Exercise objective
Each line below needs to be printed again exactly.

***** Records for the task

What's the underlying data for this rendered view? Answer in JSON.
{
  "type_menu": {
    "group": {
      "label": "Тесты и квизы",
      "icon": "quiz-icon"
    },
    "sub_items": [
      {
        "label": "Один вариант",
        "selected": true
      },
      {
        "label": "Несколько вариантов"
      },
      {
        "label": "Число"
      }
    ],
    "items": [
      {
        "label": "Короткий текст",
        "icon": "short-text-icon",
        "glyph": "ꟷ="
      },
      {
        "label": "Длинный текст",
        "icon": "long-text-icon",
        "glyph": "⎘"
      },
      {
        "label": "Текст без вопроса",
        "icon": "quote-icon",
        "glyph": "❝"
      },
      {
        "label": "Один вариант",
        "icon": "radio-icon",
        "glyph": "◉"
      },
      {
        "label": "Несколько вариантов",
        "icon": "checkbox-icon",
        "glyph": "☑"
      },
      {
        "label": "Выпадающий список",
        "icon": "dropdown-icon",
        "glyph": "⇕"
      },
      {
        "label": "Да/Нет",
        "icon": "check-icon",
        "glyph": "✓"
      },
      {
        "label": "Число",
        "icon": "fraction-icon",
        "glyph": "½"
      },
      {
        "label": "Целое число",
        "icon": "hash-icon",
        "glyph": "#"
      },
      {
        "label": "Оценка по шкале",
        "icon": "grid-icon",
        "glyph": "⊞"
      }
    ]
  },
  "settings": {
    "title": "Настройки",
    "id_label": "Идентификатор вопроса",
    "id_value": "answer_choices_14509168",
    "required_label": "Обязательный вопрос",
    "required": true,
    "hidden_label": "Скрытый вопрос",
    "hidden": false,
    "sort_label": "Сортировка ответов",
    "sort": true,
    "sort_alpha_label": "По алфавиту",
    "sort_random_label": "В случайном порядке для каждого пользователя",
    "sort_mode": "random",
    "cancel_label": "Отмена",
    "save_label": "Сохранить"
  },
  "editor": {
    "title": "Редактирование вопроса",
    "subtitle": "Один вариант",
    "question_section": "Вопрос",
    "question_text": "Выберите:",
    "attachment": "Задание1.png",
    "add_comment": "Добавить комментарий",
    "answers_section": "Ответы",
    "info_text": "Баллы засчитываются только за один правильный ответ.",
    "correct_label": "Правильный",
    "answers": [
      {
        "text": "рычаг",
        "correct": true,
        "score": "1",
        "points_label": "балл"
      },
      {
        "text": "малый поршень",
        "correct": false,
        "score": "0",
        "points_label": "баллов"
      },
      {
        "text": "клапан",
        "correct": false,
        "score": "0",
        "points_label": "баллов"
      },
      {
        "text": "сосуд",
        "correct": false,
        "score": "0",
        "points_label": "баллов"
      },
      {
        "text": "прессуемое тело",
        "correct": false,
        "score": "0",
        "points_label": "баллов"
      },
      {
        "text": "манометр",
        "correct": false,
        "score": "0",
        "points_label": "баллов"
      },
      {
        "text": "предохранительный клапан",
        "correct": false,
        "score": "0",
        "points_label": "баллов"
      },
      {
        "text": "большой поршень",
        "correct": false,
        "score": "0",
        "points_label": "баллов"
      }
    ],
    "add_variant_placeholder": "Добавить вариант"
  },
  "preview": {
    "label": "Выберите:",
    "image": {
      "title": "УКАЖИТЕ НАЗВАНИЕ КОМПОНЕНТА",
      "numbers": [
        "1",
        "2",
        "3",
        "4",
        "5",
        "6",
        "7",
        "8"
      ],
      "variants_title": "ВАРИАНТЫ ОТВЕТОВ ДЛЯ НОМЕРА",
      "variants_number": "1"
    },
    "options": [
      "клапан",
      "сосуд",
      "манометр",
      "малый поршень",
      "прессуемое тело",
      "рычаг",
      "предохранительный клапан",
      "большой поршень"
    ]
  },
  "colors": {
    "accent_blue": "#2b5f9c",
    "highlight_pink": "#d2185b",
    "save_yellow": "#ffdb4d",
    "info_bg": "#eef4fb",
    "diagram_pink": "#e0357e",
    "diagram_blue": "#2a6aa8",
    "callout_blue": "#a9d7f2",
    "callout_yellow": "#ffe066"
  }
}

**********

Solution for this problem
What's the underlying data for this rendered view? Answer in JSON.
{
  "type_menu": {
    "group": {
      "label": "Тесты и квизы",
      "icon": "quiz-icon"
    },
    "sub_items": [
      {
        "label": "Один вариант",
        "selected": true
      },
      {
        "label": "Несколько вариантов"
      },
      {
        "label": "Число"
      }
    ],
    "items": [
      {
        "label": "Короткий текст",
        "icon": "short-text-icon",
        "glyph": "ꟷ="
      },
      {
        "label": "Длинный текст",
        "icon": "long-text-icon",
        "glyph": "⎘"
      },
      {
        "label": "Текст без вопроса",
        "icon": "quote-icon",
        "glyph": "❝"
      },
      {
        "label": "Один вариант",
        "icon": "radio-icon",
        "glyph": "◉"
      },
      {
        "label": "Несколько вариантов",
        "icon": "checkbox-icon",
        "glyph": "☑"
      },
      {
        "label": "Выпадающий список",
        "icon": "dropdown-icon",
        "glyph": "⇕"
      },
      {
        "label": "Да/Нет",
        "icon": "check-icon",
        "glyph": "✓"
      },
      {
        "label": "Число",
        "icon": "fraction-icon",
        "glyph": "½"
      },
      {
        "label": "Целое число",
        "icon": "hash-icon",
        "glyph": "#"
      },
      {
        "label": "Оценка по шкале",
        "icon": "grid-icon",
        "glyph": "⊞"
      }
    ]
  },
  "settings": {
    "title": "Настройки",
    "id_label": "Идентификатор вопроса",
    "id_value": "answer_choices_14509168",
    "required_label": "Обязательный вопрос",
    "required": true,
    "hidden_label": "Скрытый вопрос",
    "hidden": false,
    "sort_label": "Сортировка ответов",
    "sort": true,
    "sort_alpha_label": "По алфавиту",
    "sort_random_label": "В случайном порядке для каждого пользователя",
    "sort_mode": "random",
    "cancel_label": "Отмена",
    "save_label": "Сохранить"
  },
  "editor": {
    "title": "Редактирование вопроса",
    "subtitle": "Один вариант",
    "question_section": "Вопрос",
    "question_text": "Выберите:",
    "attachment": "Задание1.png",
    "add_comment": "Добавить комментарий",
    "answers_section": "Ответы",
    "info_text": "Баллы засчитываются только за один правильный ответ.",
    "correct_label": "Правильный",
    "answers": [
      {
        "text": "рычаг",
        "correct": true,
        "score": "1",
        "points_label": "балл"
      },
      {
        "text": "малый поршень",
        "correct": false,
        "score": "0",
        "points_label": "баллов"
      },
      {
        "text": "клапан",
        "correct": false,
        "score": "0",
        "points_label": "баллов"
      },
      {
        "text": "сосуд",
        "correct": false,
        "score": "0",
        "points_label": "баллов"
      },
      {
        "text": "прессуемое тело",
        "correct": false,
        "score": "0",
        "points_label": "баллов"
      },
      {
        "text": "манометр",
        "correct": false,
        "score": "0",
        "points_label": "баллов"
      },
      {
        "text": "предохранительный клапан",
        "correct": false,
        "score": "0",
        "points_label": "баллов"
      },
      {
        "text": "большой поршень",
        "correct": false,
        "score": "0",
        "points_label": "баллов"
      }
    ],
    "add_variant_placeholder": "Добавить вариант"
  },
  "preview": {
    "label": "Выберите:",
    "image": {
      "title": "УКАЖИТЕ НАЗВАНИЕ КОМПОНЕНТА",
      "numbers": [
        "1",
        "2",
        "3",
        "4",
        "5",
        "6",
        "7",
        "8"
      ],
      "variants_title": "ВАРИАНТЫ ОТВЕТОВ ДЛЯ НОМЕРА",
      "variants_number": "1"
    },
    "options": [
      "клапан",
      "сосуд",
      "манометр",
      "малый поршень",
      "прессуемое тело",
      "рычаг",
      "предохранительный клапан",
      "большой поршень"
    ]
  },
  "colors": {
    "accent_blue": "#2b5f9c",
    "highlight_pink": "#d2185b",
    "save_yellow": "#ffdb4d",
    "info_bg": "#eef4fb",
    "diagram_pink": "#e0357e",
    "diagram_blue": "#2a6aa8",
    "callout_blue": "#a9d7f2",
    "callout_yellow": "#ffe066"
  }
}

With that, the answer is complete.